We all know that ours is a “no excuses” business. Our guests don’t care that the reason their Great Aunt’s 80th birthday was ruined was because it was shift change and you had two servers call in. But even that is more understandable than a promotion gone wrong. So much depends on flawless execution…delivering an experience that will drive a return visit. A simple thing like promoting a long-ticket-time appetizer versus an easy-pick-up item like soup can negatively affect the guest experience.

* I was in Arizona this past winter and tried the new breakfast menu being tested by a fast-food chain. My family tried a number of great items, but the thing that we all liked the best was the breakfast smoothie. I know for a fact that my brother-in-law who lives in Arizona went out of his way to go back for it. But when I talked to a friend who works for the chain a few weeks ago, she told me they had taken it off the menu. I’m disappointed but not surprised. It was a great item, but operationally, it appeared to be clearly difficult to execute.

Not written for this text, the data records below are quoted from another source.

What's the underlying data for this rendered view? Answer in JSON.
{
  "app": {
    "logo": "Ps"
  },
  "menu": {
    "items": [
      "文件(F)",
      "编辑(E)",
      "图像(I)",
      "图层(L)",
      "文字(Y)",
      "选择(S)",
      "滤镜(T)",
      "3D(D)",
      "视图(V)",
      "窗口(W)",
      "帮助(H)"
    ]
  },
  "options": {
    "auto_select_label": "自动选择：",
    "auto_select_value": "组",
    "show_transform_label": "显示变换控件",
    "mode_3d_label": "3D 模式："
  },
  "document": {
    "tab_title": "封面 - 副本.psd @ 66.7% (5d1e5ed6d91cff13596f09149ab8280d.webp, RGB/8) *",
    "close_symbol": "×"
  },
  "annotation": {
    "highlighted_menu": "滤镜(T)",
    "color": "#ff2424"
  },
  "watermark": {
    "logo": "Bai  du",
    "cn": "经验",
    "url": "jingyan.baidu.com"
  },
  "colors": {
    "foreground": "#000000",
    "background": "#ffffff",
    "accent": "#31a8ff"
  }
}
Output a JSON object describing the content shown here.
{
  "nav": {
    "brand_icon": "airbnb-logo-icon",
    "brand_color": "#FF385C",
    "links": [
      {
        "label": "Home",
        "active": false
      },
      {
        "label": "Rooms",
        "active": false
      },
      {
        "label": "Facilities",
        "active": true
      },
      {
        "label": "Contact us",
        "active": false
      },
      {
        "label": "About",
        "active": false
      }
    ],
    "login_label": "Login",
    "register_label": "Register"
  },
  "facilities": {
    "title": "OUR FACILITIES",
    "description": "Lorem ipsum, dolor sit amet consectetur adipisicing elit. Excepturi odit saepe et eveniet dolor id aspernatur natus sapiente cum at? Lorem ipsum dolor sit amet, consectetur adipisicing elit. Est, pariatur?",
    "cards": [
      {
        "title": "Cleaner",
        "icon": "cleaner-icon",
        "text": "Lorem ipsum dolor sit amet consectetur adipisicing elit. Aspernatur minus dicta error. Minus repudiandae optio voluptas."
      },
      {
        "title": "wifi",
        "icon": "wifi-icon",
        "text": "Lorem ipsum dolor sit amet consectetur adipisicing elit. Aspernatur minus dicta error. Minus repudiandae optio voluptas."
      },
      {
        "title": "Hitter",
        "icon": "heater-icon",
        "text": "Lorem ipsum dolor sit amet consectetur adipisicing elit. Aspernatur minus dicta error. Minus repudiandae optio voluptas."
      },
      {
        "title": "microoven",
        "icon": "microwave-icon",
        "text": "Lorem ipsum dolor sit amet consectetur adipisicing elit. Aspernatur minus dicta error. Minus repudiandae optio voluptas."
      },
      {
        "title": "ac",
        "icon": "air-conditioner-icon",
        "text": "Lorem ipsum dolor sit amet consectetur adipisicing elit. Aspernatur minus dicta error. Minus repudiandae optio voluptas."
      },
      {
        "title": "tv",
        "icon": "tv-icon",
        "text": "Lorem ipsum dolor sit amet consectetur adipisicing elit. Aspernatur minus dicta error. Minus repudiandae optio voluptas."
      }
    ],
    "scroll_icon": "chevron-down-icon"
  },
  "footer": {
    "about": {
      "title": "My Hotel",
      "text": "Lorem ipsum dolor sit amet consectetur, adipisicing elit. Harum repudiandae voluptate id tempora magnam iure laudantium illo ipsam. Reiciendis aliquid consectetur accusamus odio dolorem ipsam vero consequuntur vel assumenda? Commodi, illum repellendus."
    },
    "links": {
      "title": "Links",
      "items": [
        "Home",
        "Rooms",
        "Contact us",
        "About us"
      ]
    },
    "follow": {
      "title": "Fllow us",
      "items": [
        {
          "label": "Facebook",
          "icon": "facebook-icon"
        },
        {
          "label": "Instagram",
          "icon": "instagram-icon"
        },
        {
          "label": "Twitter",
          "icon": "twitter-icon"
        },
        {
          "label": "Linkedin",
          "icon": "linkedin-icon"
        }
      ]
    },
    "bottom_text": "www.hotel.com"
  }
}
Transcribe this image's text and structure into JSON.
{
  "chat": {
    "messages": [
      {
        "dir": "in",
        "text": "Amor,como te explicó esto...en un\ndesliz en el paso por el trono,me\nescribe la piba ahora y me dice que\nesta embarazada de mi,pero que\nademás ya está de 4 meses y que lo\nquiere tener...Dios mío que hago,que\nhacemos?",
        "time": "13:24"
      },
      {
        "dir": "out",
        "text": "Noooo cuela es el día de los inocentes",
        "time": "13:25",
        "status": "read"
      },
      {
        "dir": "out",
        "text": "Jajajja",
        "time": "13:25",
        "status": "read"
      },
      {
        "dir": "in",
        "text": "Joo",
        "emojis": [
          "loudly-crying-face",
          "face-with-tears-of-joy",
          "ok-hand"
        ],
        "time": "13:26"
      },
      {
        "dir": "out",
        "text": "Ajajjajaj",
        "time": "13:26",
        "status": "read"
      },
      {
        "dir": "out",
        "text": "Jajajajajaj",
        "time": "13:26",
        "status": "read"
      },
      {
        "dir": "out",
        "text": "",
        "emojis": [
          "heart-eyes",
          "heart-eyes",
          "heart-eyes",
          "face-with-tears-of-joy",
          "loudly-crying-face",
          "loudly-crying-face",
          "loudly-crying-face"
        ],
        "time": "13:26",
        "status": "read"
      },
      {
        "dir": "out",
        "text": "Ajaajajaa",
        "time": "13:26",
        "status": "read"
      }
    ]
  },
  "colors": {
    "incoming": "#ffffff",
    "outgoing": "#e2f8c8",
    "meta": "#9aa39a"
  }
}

* When I started with Max & Erma’s in the ’80s they had telephones on every table so that people could call each other…it was great fun and a big draw. But I can’t tell you how many complaints we got when guests waited an hour or more only to be seated at a table where the phone was broken. It was a signature for our brand, but it was a promise we couldn’t keep. We eventually discontinued the phones and focused on higher quality and fewer gimmicks.

* Similarly, French Onion Soup was a signature item for Max & Erma’s, but we had to back off from promoting it because it came off the salamander broiler, which didn’t have the capacity to support high volumes. Again, a signature item for the brand, but a promise we couldn’t keep.

* A more current example is the recent round of brands hopping on the “come in for a FREE ITEM” band wagon only to have to backtrack when it proves to be operationally impossible.

Some people believe that an average plan flawlessly executed is better than a creative plan inexpertly executed. The simplicity of limited-menu concepts like Houston’s or In-N-Out Burger attests to the strength of this kind of focus. On the other hand, restaurant chains like The Cheesecake Factory who have developed the operational expertise to execute a high level of complexity are the exception that prove the rule. The bottom line is creating expectations you exceed every time.

Until next time, let me know your thoughts.